The next day, President Duterte flew down to Marawi and declared the city’s liberation from the Islamic state. Fighting continued until October 23, exactly five months from the start of the battle, when the last pockets of ASG and Maute fighters were eliminated. The victory was hard-won. 168 Philippine service members were killed and over 1,400 were wounded. Sadly, 87 civilians also lost their lives during the five months of fighting. Still, 978 militants were killed and 12 were captured. The Battle of Marawi dealt a major blow to ASG and all but eliminated Maute group.
Marawi itself suffered greatly. 95% of structures in the 4 square kilometer combat zone were damaged, if not completely destroyed. This left 200,000 civilians displaced. The battle was the most intense and destructive in the Philippines since WWII. Rehabilitation and recovery efforts continue to this day.
The Battle of Marawi was the ultimate failure for ISIS in southeast Asia and a display of strength and unity for the Filipino people.
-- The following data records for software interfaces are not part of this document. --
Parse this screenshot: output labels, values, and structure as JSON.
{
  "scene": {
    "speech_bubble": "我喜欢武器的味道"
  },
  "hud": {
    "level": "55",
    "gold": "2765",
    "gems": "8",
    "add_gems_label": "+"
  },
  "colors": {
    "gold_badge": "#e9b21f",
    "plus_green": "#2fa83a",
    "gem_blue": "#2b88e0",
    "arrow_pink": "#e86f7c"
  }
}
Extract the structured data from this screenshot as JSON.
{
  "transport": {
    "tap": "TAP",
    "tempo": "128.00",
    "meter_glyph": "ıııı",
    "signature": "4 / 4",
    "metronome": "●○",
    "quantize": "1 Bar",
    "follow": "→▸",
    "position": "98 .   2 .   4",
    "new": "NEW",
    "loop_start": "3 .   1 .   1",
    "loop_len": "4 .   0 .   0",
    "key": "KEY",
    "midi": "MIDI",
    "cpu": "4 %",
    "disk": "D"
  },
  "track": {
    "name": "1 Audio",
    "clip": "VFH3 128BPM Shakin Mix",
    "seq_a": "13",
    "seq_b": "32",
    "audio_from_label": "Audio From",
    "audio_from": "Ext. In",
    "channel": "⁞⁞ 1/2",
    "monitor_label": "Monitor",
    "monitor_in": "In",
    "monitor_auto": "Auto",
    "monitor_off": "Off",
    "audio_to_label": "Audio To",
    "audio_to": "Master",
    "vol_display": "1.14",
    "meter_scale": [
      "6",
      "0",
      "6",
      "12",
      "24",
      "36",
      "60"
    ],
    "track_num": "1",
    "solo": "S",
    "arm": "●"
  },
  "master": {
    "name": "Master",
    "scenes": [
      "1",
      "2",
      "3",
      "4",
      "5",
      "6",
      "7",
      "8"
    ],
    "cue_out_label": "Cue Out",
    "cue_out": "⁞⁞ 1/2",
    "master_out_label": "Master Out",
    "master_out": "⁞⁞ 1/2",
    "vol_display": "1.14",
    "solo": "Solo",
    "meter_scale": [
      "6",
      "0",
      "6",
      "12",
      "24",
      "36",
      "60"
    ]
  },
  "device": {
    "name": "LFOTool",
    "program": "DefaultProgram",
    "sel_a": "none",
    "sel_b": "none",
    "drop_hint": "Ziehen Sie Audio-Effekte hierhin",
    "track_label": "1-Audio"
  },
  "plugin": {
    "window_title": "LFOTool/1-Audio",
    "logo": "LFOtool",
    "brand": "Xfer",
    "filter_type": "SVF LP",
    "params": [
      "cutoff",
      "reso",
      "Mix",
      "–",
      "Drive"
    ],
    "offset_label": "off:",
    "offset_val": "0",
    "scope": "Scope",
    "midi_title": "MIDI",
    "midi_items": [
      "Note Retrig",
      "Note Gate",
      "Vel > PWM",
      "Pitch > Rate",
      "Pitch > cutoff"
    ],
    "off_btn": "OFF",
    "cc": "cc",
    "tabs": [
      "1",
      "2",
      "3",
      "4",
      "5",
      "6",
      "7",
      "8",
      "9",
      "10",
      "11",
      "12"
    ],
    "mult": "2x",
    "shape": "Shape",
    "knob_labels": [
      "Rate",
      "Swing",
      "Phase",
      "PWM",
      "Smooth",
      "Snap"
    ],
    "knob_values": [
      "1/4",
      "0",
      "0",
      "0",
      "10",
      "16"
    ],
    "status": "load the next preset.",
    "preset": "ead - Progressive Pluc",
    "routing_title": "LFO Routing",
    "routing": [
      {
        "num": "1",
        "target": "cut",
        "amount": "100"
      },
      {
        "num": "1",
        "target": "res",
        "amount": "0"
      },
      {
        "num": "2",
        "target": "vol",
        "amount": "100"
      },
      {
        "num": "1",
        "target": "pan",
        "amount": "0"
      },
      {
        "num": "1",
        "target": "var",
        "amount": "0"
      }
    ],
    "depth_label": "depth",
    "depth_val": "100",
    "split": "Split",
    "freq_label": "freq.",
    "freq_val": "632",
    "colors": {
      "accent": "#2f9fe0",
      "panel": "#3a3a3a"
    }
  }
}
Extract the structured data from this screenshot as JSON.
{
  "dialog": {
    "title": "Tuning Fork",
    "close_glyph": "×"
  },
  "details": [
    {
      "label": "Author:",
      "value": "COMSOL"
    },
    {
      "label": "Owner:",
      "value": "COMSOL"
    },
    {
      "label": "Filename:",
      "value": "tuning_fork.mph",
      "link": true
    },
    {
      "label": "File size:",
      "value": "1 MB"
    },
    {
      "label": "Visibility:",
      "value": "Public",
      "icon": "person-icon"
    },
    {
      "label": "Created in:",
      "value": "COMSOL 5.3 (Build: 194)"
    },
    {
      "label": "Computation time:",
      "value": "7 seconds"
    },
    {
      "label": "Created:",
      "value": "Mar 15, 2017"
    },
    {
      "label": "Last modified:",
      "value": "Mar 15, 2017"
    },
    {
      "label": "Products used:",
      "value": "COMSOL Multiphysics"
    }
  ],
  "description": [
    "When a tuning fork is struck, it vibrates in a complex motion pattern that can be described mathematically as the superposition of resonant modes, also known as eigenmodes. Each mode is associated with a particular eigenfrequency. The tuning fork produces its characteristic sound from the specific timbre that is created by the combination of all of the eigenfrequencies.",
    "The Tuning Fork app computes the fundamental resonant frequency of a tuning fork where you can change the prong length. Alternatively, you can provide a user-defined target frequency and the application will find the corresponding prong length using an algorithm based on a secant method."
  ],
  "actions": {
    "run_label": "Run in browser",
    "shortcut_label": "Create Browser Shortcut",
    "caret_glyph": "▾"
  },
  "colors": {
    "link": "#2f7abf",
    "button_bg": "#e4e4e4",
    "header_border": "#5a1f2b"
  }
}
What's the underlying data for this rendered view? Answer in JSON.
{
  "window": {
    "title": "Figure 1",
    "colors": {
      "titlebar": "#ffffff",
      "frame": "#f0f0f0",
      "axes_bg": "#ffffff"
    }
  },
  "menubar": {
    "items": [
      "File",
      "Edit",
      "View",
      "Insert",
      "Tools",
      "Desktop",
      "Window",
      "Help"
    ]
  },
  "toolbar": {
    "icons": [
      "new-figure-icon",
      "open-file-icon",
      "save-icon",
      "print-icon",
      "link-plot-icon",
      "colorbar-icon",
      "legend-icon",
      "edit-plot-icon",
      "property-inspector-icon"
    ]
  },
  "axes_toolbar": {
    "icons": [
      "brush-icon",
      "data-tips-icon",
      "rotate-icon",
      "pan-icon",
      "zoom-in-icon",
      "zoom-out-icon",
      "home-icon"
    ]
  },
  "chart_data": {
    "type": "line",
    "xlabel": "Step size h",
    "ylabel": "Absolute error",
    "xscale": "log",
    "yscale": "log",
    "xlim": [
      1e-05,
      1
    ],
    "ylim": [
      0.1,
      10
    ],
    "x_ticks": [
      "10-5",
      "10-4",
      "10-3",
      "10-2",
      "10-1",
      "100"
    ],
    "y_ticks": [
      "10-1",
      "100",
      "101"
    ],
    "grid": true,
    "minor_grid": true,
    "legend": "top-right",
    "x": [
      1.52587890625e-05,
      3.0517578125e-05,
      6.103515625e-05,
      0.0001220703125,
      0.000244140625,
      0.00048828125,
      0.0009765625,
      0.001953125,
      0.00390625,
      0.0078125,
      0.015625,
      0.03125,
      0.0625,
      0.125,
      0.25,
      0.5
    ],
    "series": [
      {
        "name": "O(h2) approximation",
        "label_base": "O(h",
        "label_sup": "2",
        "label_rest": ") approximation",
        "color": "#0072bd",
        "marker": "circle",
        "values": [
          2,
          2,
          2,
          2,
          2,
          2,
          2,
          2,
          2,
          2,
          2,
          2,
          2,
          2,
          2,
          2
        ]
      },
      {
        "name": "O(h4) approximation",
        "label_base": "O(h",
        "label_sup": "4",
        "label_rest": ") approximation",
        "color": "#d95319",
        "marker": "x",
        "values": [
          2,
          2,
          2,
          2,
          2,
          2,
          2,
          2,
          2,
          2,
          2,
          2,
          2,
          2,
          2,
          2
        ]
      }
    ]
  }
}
ASG and Maute group were unable to establish their caliphate. Moreover, the Filipino people, Muslims, Christians, soldiers, and civilians alike, stood side-by-side against the violence and terror brought upon them and prevailed.
Specifically, you can be a zombie in the upcoming “Call of Duty: Black Ops III.”
Omaze and ActivisionBlizzard are holding a contest where the winner will be turned into a zombie featured in the upcoming game. In addition to the zombification, the winner will have their name placed somewhere in the game world.
Entering the contest is done through charitable donations to the Call of Duty Endowment on the contest page at Omaze. Larger donations grant more entries into the contest and all donations come with benefits based on donation size. A lot of great perks are on the table – everything from in-game exclusives to autographed swag to a special lunch and VIP tour of the Treyarch studios, the developer of “Call of Duty: Black Ops III.”
The money raised goes to the Call of Duty Endowment, an organization that finds the best nonprofits helping fight veteran unemployment and then provides them with extra funding and networking opportunities. The endowment estimates that a veteran is employed for every $914 they spend, so even small donations can help put a veteran to work. Also, ActivisionBlizzard will match funds raised in the contest, doubling the impact for veterans.
The ‘Frozen Chosin’ is one of the most revered campaigns in the U.S. Marine Corps’ proud history. Outnumbered 10 to 1 behind enemy lines and nearly overwhelmed by wave after wave of fierce attacks, the Marines fought their way to victory.
Seventeen Medals of Honor, 70 Navy Crosses, and over 20 Distinguished Service Crosses were bestowed to the troops of this campaign, making it one of the most decorated battles in American history.
Marine veterans turned entrepreneurs Brian Iglesias and Anton Sattler have made it their mission to bring attention to this harrowing true story through the cartoon medium. The animated short Chosin: Baptized by Fire is an adaptation of the graphic novel Hold the Line, which was inspired by the true story of Fox Company, 2nd Battalion, 7th Marines during the Korean War.
The story follows 17-year-old Private First Class Billy French delivering mail to the grunts of Fox Company when he becomes trapped in a massive surprise attack launched by the Chinese.